Capacity 580,000 m3/d (20,000,000 cu ft/d)
Construction began 1960
Opening date 1970

The Kapoor Tunnel is a straight 8.8 km (5.5 mi) subterranean route which is the main transport of water from the Sooke Lake to the Westshore, City of Victoria, Esquimalt, and the Saanich Peninsula. When it was determined that the Sooke Flowline would no longer meet the region's needs, the decision was made to excavate the tunnel. Prior to construction of the flowline, Arthur Adams, the consultant for the flowline construction, had proposed the Kapoor Tunnel be built. Unfortunately, that era's technology was not yet up to the task.[1]

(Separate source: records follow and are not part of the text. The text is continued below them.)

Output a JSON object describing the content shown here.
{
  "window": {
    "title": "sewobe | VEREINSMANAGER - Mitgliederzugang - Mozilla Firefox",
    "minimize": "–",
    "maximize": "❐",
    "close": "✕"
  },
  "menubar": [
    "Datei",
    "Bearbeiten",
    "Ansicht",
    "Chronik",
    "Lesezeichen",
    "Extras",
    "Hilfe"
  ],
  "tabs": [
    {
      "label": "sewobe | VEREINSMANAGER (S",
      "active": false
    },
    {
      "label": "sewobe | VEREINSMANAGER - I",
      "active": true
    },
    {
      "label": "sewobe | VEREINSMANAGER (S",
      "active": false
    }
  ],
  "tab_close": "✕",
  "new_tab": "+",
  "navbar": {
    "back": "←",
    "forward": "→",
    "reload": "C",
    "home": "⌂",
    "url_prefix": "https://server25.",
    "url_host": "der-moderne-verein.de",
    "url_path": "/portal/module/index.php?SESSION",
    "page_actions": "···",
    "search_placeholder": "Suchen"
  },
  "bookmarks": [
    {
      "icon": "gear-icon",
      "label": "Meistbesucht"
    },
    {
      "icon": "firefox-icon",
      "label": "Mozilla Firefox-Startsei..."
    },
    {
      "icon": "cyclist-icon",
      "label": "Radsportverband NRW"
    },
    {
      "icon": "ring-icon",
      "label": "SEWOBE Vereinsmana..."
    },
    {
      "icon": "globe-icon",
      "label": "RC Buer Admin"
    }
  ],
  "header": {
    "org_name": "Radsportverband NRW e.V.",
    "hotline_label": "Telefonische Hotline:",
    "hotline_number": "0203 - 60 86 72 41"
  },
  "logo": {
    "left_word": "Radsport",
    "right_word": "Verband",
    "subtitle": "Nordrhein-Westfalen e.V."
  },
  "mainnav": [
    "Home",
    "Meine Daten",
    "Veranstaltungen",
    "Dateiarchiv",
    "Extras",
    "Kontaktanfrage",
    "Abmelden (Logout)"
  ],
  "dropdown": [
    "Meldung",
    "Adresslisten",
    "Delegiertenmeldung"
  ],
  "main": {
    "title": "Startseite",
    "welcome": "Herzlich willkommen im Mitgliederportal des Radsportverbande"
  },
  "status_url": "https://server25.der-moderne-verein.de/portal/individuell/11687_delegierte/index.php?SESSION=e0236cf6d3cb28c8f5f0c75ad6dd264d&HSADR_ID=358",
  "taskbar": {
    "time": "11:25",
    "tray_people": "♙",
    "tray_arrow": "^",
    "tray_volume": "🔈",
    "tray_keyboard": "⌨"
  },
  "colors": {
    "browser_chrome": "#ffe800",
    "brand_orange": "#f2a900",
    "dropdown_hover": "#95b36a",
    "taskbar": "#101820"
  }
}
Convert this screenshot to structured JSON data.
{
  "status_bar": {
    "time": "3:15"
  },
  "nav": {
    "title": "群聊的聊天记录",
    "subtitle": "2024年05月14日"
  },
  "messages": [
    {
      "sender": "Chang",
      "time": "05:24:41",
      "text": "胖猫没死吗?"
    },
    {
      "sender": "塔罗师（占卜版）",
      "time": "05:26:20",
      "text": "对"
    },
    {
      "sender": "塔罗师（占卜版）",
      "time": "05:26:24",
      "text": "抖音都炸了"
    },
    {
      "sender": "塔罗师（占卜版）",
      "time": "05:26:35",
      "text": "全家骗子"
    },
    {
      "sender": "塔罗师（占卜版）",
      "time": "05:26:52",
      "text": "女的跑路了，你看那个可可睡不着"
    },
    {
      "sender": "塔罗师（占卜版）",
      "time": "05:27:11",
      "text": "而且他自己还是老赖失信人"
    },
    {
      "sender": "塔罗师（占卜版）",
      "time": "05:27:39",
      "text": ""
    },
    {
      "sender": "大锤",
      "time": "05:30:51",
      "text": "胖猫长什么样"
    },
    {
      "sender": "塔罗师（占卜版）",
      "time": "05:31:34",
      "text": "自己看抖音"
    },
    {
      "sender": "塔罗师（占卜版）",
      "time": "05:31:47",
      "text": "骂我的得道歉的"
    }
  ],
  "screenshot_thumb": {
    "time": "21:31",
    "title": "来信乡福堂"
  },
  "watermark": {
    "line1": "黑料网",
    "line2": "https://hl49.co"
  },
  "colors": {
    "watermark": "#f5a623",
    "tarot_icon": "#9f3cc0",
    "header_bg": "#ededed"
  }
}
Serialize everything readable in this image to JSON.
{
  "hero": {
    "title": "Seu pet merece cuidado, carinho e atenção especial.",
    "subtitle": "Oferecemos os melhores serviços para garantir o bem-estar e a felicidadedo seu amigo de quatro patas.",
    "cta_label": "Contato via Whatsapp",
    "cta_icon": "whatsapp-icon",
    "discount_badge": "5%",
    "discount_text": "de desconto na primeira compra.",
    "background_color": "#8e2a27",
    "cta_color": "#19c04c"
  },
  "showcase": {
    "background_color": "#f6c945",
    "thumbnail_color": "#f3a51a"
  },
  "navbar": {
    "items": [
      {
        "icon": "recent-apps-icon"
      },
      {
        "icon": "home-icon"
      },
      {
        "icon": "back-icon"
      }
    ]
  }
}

The tunnel was formed by a miniature tunnel boring machine (TBM), which was built in Vancouver at a cost of $258,000. Excavation was undertaken from both ends with the intention of meeting in the middle. The machine was later abandoned and excavation was carried out manually due to the soft rock clogging the teeth and gears and causing motor burn outs. The contractor quit and the water district completed the task in 1967.[2] On completion, the tunnel was an engineering success. Even without modern laser technology, the tunnel was joined only 6 in (152 mm) off line.The project was almost incident free with the only major injury occurring when a worker's eye was damaged while drilling into a hole containing an undetonated stick of dynamite.

The project was a challenging feat due to a variety of factors:

  • The rock the tunnel was being bored through was a crumbly, unstable shale
  • Close quarters meant that only one cart could travel in the tunnel at a time
  • The tight space meant that only three men could work at the rock face, limiting progress to 7 metres (23 feet) per day
  • Fresh air needed to be pumped in from the surface deep into the tunnel
  • The narrow gauge railway restricted how much cement could be sent into the tunnel and slowed the lining process to 24 m (79 ft) per day.


The tunnel runs from the head tank near Sooke Lake, which maintains a constant pressure to the Japan Gulch UV Plant near Goldstream Provincial Park.


This tunnel can convey 580 million litres/day, 10 times greater than the Sooke Flowline, and provides water to all municipalities, except Sooke and the Highlands. Its final cost was $5.6 million. The Sooke Flowline had been leaking and was vulnerable to blow downs and rock slides.

Every January, the tunnel is shut off and the city transfers over to the district's secondary Goldstream system. Workers walk the 8.8 km (5.5 mi) route to look for cracks and other defects.


  1. ^ Hall, Del (1989). At The End of the Trail From Victoria. Victoria: Cougar Press Editions. ASIN B002IGIN76. 
  2. ^ Greater Victoria Water District (1991). History and General Information. Victoria: Greater Victoria Water District.